Intermarriage: Historical Patterns of Immigration

2012-09-27 23:05:26


Intermarriage: Changes following the Immigration Act of 1965

U.S. immigration policy, and ultimately the laws pertaining to marriage between aliens and citizens, has evolved in response to the American experience with earlier immigration, fear of change, and a number of major events that have affected U.S. history. Most early immigrants to what is now the United States came fromnorthern and western Europe. After new immigrants arrived, they, in turn, brought in family members who added more permanence to the developing society. However, many immigrants also intermingled with Native Americans and people from countries other than those fromwhich they themselves came. The federal Naturalization Act of 1790 focused on the majority immigration group and, as such, applied exclusively to free white people. During the mid-nineteenth century, Chinese workers, many of them gold prospectors and railroad workers, arrived in the United States. Negative American reactions to the presence of this distinctly different group prompted the U.S. Congress to enact the Chinese Exclusion Act of 1882, which prevented Chinese from becoming naturalized citizens. During the late nineteenth and early twentieth centuries, Japanese and other immigrants were also prohibited from becoming naturalized citizens. However, an 1855 law gave citizenship to foreign-born women who married American men.

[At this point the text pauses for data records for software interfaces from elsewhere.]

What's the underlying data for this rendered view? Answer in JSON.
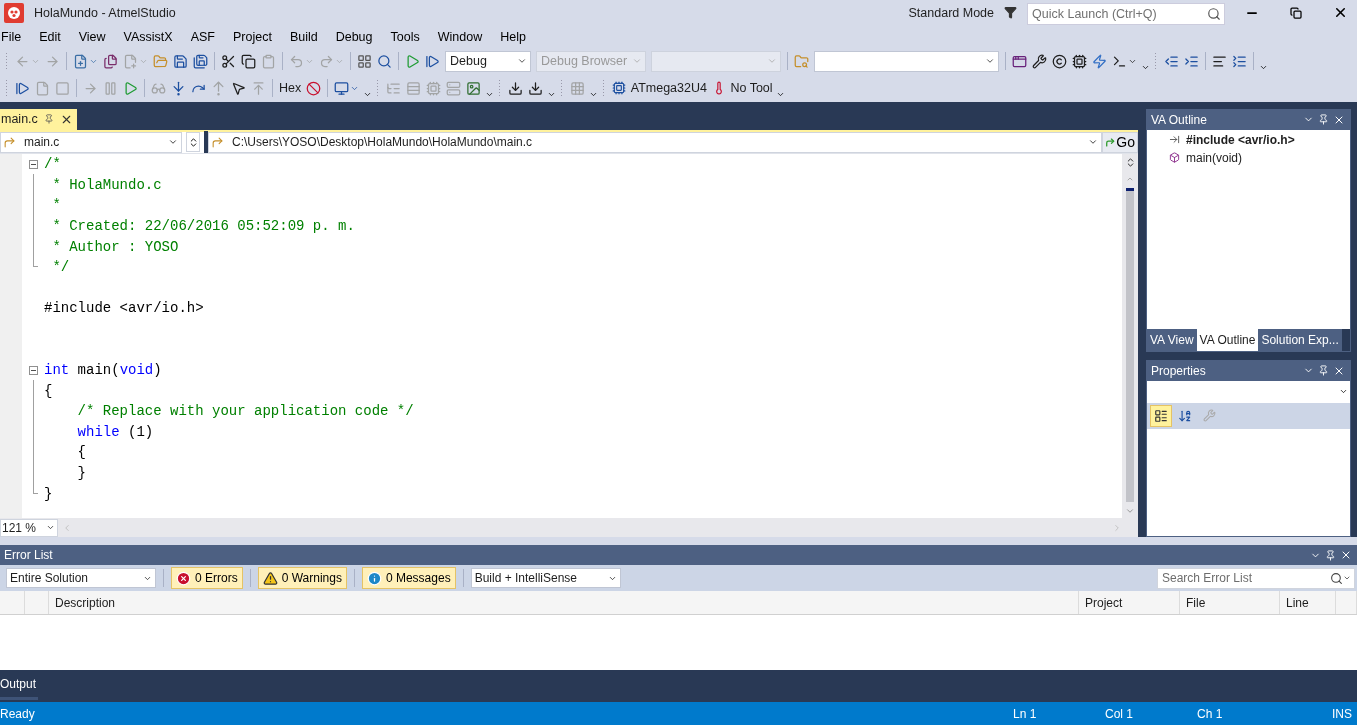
{
  "window": {
    "title": "HolaMundo - AtmelStudio",
    "mode": "Standard Mode",
    "quick_launch": {
      "placeholder": "Quick Launch (Ctrl+Q)"
    }
  },
  "menu": [
    "File",
    "Edit",
    "View",
    "VAssistX",
    "ASF",
    "Project",
    "Build",
    "Debug",
    "Tools",
    "Window",
    "Help"
  ],
  "toolbar_1": [
    {
      "kind": "grip"
    },
    {
      "kind": "split",
      "disabled": true
    },
    {
      "kind": "icon",
      "disabled": true
    },
    {
      "kind": "separator"
    },
    {
      "kind": "split",
      "disabled": false
    },
    {
      "kind": "icon",
      "disabled": false
    },
    {
      "kind": "split",
      "disabled": true
    },
    {
      "kind": "icon",
      "disabled": false
    },
    {
      "kind": "icon",
      "disabled": false
    },
    {
      "kind": "icon",
      "disabled": false
    },
    {
      "kind": "separator"
    },
    {
      "kind": "icon",
      "disabled": false
    },
    {
      "kind": "icon",
      "disabled": false
    },
    {
      "kind": "icon",
      "disabled": true
    },
    {
      "kind": "separator"
    },
    {
      "kind": "split",
      "disabled": true
    },
    {
      "kind": "split",
      "disabled": true
    },
    {
      "kind": "separator"
    },
    {
      "kind": "icon",
      "disabled": false
    },
    {
      "kind": "icon",
      "disabled": false
    },
    {
      "kind": "separator"
    },
    {
      "kind": "icon",
      "disabled": false
    },
    {
      "kind": "icon",
      "disabled": false
    },
    {
      "kind": "combo",
      "value": "Debug",
      "disabled": false,
      "wide": false
    },
    {
      "kind": "combo",
      "value": "Debug Browser",
      "disabled": true,
      "wide": false
    },
    {
      "kind": "combo",
      "disabled": true,
      "wide": false
    },
    {
      "kind": "separator"
    },
    {
      "kind": "icon",
      "disabled": false
    },
    {
      "kind": "combo",
      "disabled": false,
      "wide": true
    },
    {
      "kind": "separator"
    },
    {
      "kind": "icon",
      "disabled": false
    },
    {
      "kind": "icon",
      "disabled": false
    },
    {
      "kind": "icon",
      "disabled": false
    },
    {
      "kind": "icon",
      "disabled": false
    },
    {
      "kind": "icon",
      "disabled": false
    },
    {
      "kind": "split",
      "disabled": false
    },
    {
      "kind": "overflow"
    },
    {
      "kind": "grip"
    },
    {
      "kind": "icon",
      "disabled": false
    },
    {
      "kind": "icon",
      "disabled": false
    },
    {
      "kind": "separator"
    },
    {
      "kind": "icon",
      "disabled": false
    },
    {
      "kind": "icon",
      "disabled": false
    },
    {
      "kind": "separator"
    },
    {
      "kind": "overflow"
    }
  ],
  "toolbar_2": [
    {
      "kind": "grip"
    },
    {
      "kind": "icon",
      "disabled": false
    },
    {
      "kind": "icon",
      "disabled": true
    },
    {
      "kind": "icon",
      "disabled": true
    },
    {
      "kind": "separator"
    },
    {
      "kind": "icon",
      "disabled": true
    },
    {
      "kind": "icon",
      "disabled": true
    },
    {
      "kind": "icon",
      "disabled": false
    },
    {
      "kind": "separator"
    },
    {
      "kind": "icon",
      "disabled": true
    },
    {
      "kind": "icon",
      "disabled": false
    },
    {
      "kind": "icon",
      "disabled": false
    },
    {
      "kind": "icon",
      "disabled": true
    },
    {
      "kind": "icon",
      "disabled": false
    },
    {
      "kind": "icon",
      "disabled": true
    },
    {
      "kind": "separator"
    },
    {
      "kind": "text",
      "label": "Hex"
    },
    {
      "kind": "icon",
      "disabled": false
    },
    {
      "kind": "separator"
    },
    {
      "kind": "split",
      "disabled": false
    },
    {
      "kind": "overflow"
    },
    {
      "kind": "grip"
    },
    {
      "kind": "icon",
      "disabled": true
    },
    {
      "kind": "icon",
      "disabled": true
    },
    {
      "kind": "icon",
      "disabled": true
    },
    {
      "kind": "icon",
      "disabled": true
    },
    {
      "kind": "icon",
      "disabled": false
    },
    {
      "kind": "overflow"
    },
    {
      "kind": "grip"
    },
    {
      "kind": "icon",
      "disabled": false
    },
    {
      "kind": "icon",
      "disabled": false
    },
    {
      "kind": "overflow"
    },
    {
      "kind": "grip"
    },
    {
      "kind": "icon",
      "disabled": true
    },
    {
      "kind": "overflow"
    },
    {
      "kind": "grip"
    },
    {
      "kind": "labeled",
      "label": "ATmega32U4"
    },
    {
      "kind": "labeled",
      "label": "No Tool"
    },
    {
      "kind": "overflow"
    }
  ],
  "document_tabs": [
    {
      "label": "main.c",
      "selected": true
    }
  ],
  "navigation": {
    "scope": "main.c",
    "path": "C:\\Users\\YOSO\\Desktop\\HolaMundo\\HolaMundo\\main.c",
    "go": "Go"
  },
  "code": [
    {
      "kind": "fold_start",
      "segments": [
        {
          "kind": "comment",
          "text": "/*"
        }
      ]
    },
    {
      "kind": "fold_body",
      "segments": [
        {
          "kind": "comment",
          "text": " * HolaMundo.c"
        }
      ]
    },
    {
      "kind": "fold_body",
      "segments": [
        {
          "kind": "comment",
          "text": " *"
        }
      ]
    },
    {
      "kind": "fold_body",
      "segments": [
        {
          "kind": "comment",
          "text": " * Created: 22/06/2016 05:52:09 p. m."
        }
      ]
    },
    {
      "kind": "fold_body",
      "segments": [
        {
          "kind": "comment",
          "text": " * Author : YOSO"
        }
      ]
    },
    {
      "kind": "fold_end",
      "segments": [
        {
          "kind": "comment",
          "text": " */"
        }
      ]
    },
    {
      "kind": "blank"
    },
    {
      "kind": "plain",
      "segments": [
        {
          "kind": "plain",
          "text": "#include <avr/io.h>"
        }
      ]
    },
    {
      "kind": "blank"
    },
    {
      "kind": "blank"
    },
    {
      "kind": "fold_start",
      "segments": [
        {
          "kind": "keyword",
          "text": "int"
        },
        {
          "kind": "plain",
          "text": " main("
        },
        {
          "kind": "keyword",
          "text": "void"
        },
        {
          "kind": "plain",
          "text": ")"
        }
      ]
    },
    {
      "kind": "fold_body",
      "segments": [
        {
          "kind": "plain",
          "text": "{"
        }
      ]
    },
    {
      "kind": "fold_body",
      "segments": [
        {
          "kind": "comment",
          "text": "    /* Replace with your application code */"
        }
      ]
    },
    {
      "kind": "fold_body",
      "segments": [
        {
          "kind": "keyword",
          "text": "    while"
        },
        {
          "kind": "plain",
          "text": " (1)"
        }
      ]
    },
    {
      "kind": "fold_body",
      "segments": [
        {
          "kind": "plain",
          "text": "    {"
        }
      ]
    },
    {
      "kind": "fold_body",
      "segments": [
        {
          "kind": "plain",
          "text": "    }"
        }
      ]
    },
    {
      "kind": "fold_end",
      "segments": [
        {
          "kind": "plain",
          "text": "}"
        }
      ]
    }
  ],
  "zoom": "121 %",
  "va_outline": {
    "title": "VA Outline",
    "items": [
      {
        "kind": "include",
        "label": "#include <avr/io.h>"
      },
      {
        "kind": "function",
        "label": "main(void)"
      }
    ],
    "tabs": [
      {
        "label": "VA View",
        "selected": false
      },
      {
        "label": "VA Outline",
        "selected": true
      },
      {
        "label": "Solution Exp...",
        "selected": false
      }
    ]
  },
  "properties": {
    "title": "Properties",
    "tools": [
      {
        "kind": "categorized",
        "selected": true,
        "disabled": false
      },
      {
        "kind": "alphabetical",
        "selected": false,
        "disabled": false
      },
      {
        "kind": "pages",
        "selected": false,
        "disabled": true
      }
    ]
  },
  "error_list": {
    "title": "Error List",
    "scope": "Entire Solution",
    "filters": [
      {
        "kind": "error",
        "label": "0 Errors",
        "selected": true
      },
      {
        "kind": "warning",
        "label": "0 Warnings",
        "selected": true
      },
      {
        "kind": "info",
        "label": "0 Messages",
        "selected": true
      }
    ],
    "source": "Build + IntelliSense",
    "search": {
      "placeholder": "Search Error List"
    },
    "columns": [
      "Description",
      "Project",
      "File",
      "Line"
    ]
  },
  "output_tab": "Output",
  "status_bar": {
    "message": "Ready",
    "line": "Ln 1",
    "column": "Col 1",
    "char": "Ch 1",
    "mode": "INS"
  }
}
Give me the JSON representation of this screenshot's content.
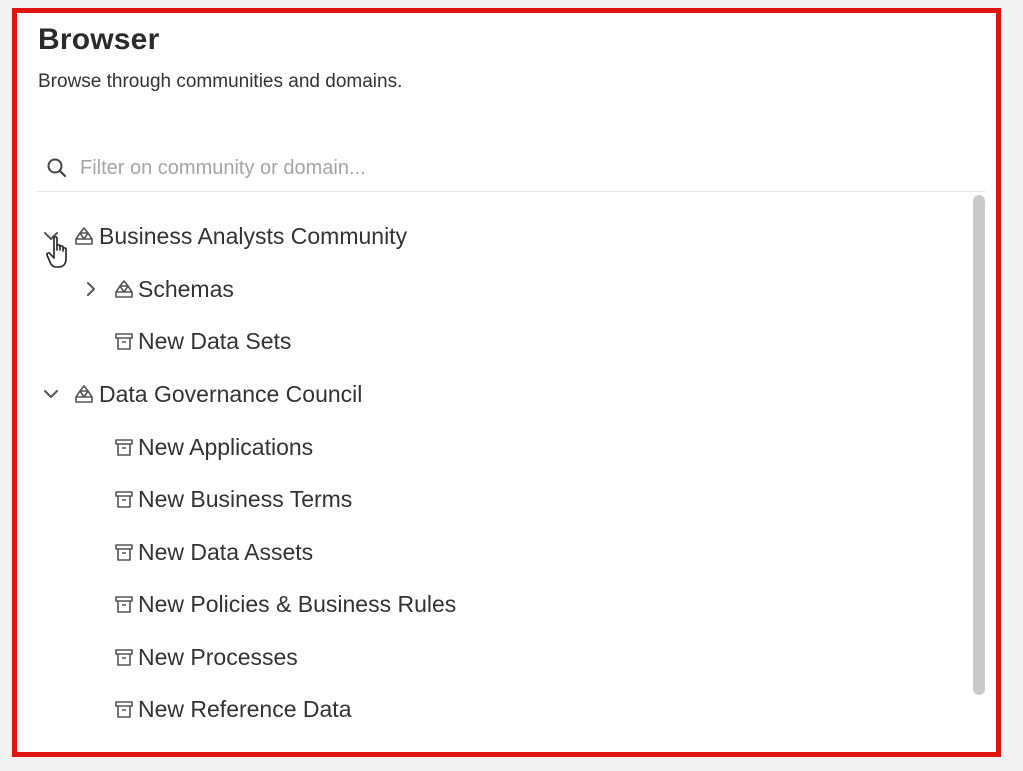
{
  "panel": {
    "title": "Browser",
    "subtitle": "Browse through communities and domains."
  },
  "filter": {
    "placeholder": "Filter on community or domain...",
    "value": ""
  },
  "tree": [
    {
      "label": "Business Analysts Community",
      "kind": "community",
      "expanded": true
    },
    {
      "label": "Schemas",
      "kind": "community",
      "expanded": false
    },
    {
      "label": "New Data Sets",
      "kind": "domain"
    },
    {
      "label": "Data Governance Council",
      "kind": "community",
      "expanded": true
    },
    {
      "label": "New Applications",
      "kind": "domain"
    },
    {
      "label": "New Business Terms",
      "kind": "domain"
    },
    {
      "label": "New Data Assets",
      "kind": "domain"
    },
    {
      "label": "New Policies & Business Rules",
      "kind": "domain"
    },
    {
      "label": "New Processes",
      "kind": "domain"
    },
    {
      "label": "New Reference Data",
      "kind": "domain"
    }
  ],
  "icons": {
    "search": "search-icon",
    "community": "community-icon",
    "domain": "domain-icon",
    "expanded": "chevron-down-icon",
    "collapsed": "chevron-right-icon"
  },
  "colors": {
    "border": "#e1130f",
    "text": "#333333",
    "placeholder": "#a6a6a6",
    "scrollbar": "#c9c9c9"
  }
}
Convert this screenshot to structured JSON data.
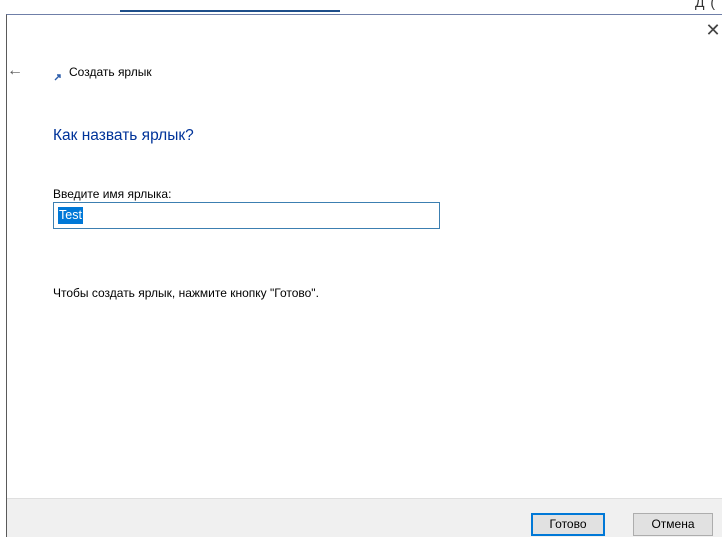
{
  "background_window": {
    "partial_text": "Д  ("
  },
  "wizard": {
    "title": "Создать ярлык",
    "close_glyph": "✕",
    "back_glyph": "←"
  },
  "page": {
    "heading": "Как назвать ярлык?",
    "name_label": "Введите имя ярлыка:",
    "name_value": "Test",
    "hint": "Чтобы создать ярлык, нажмите кнопку \"Готово\"."
  },
  "footer": {
    "finish_label": "Готово",
    "cancel_label": "Отмена"
  },
  "colors": {
    "heading": "#003399",
    "selection": "#0078d7",
    "footer_bg": "#f0f0f0"
  }
}
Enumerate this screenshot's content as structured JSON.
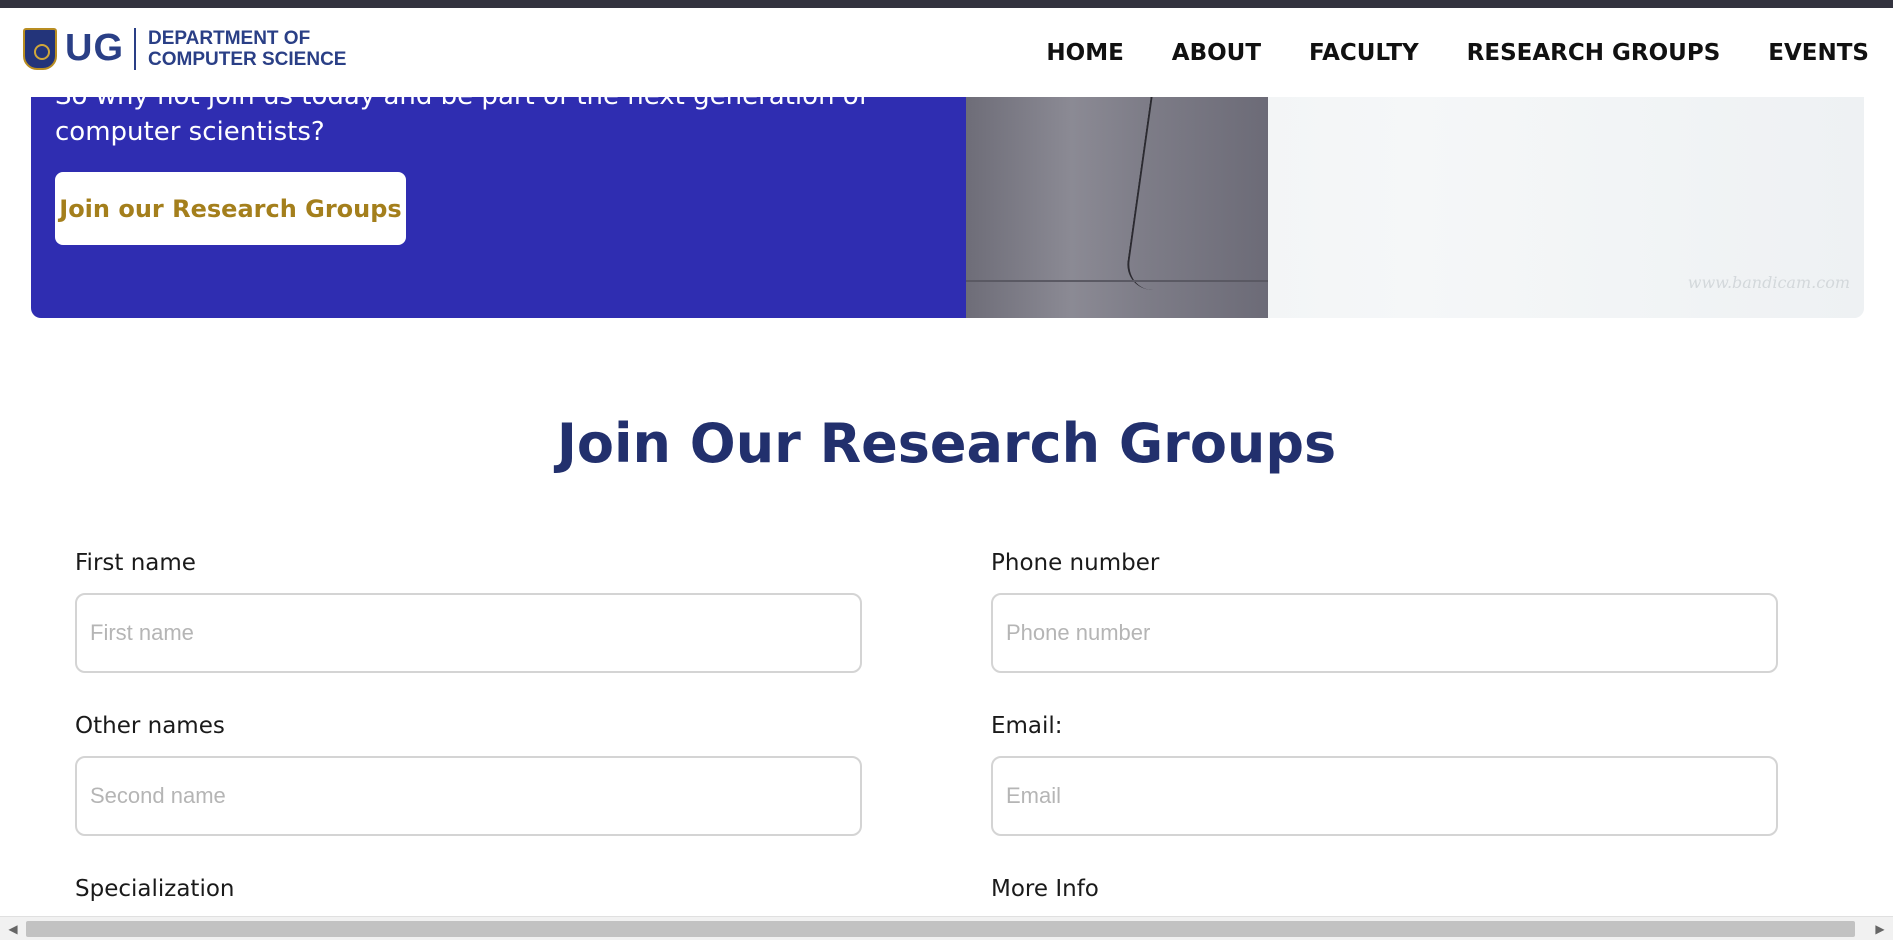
{
  "header": {
    "logo_initials": "UG",
    "dept_line1": "DEPARTMENT OF",
    "dept_line2": "COMPUTER SCIENCE",
    "nav": [
      "HOME",
      "ABOUT",
      "FACULTY",
      "RESEARCH GROUPS",
      "EVENTS"
    ]
  },
  "hero": {
    "text": "So why not join us today and be part of the next generation of computer scientists?",
    "button_label": "Join our Research Groups",
    "watermark": "www.bandicam.com"
  },
  "form": {
    "title": "Join Our Research Groups",
    "first_name_label": "First name",
    "first_name_placeholder": "First name",
    "other_names_label": "Other names",
    "other_names_placeholder": "Second name",
    "specialization_label": "Specialization",
    "phone_label": "Phone number",
    "phone_placeholder": "Phone number",
    "email_label": "Email:",
    "email_placeholder": "Email",
    "more_info_label": "More Info"
  },
  "scrollbar": {
    "left_arrow": "◀",
    "right_arrow": "▶"
  },
  "colors": {
    "hero_bg": "#2f2db1",
    "accent_gold": "#a47f1c",
    "title_navy": "#22306d",
    "brand_blue": "#2a3f86"
  }
}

During the mid-nineteenth and early twentieth centuries, the pool of immigrants entering the United States grew more diversified and included large numbers of people from southern and eastern Europe. In response to this new immigration, Congress enacted a series of restrictive laws that resulted in a U.S. quota system based on early migration patterns. These laws banned members of specific ethnic groups from immigrating, including those who were spouses of U.S. citizens.

During the 1940’s, some American military personnel who went overseas during World War II wanted to return home with their spouses from other countries. Under public pressure, Congress amended immigration laws for this purpose. The 1945 War Brides Act and the 1946 Fiancées Act relaxed immigration restrictions by permitting many foreign spouses and children to immigrate to the United States. Previously excluded populations were still banned from immigrating, but in 1947, the Soldiers Bride Act changed that by allowing formerly barred spouses to enter the United States. Japanese, Filipino, Korean, and other foreign-born spouses of American service personnel then began entering the United States under a nonquota system. The Immigration and Nationality Act of 1952 continued the quota system but granted some Asians immigration privileges and made family reunification a choice method for migration. Nonquota immigrants who came to the United States under this law left open quota slots for other immigrants.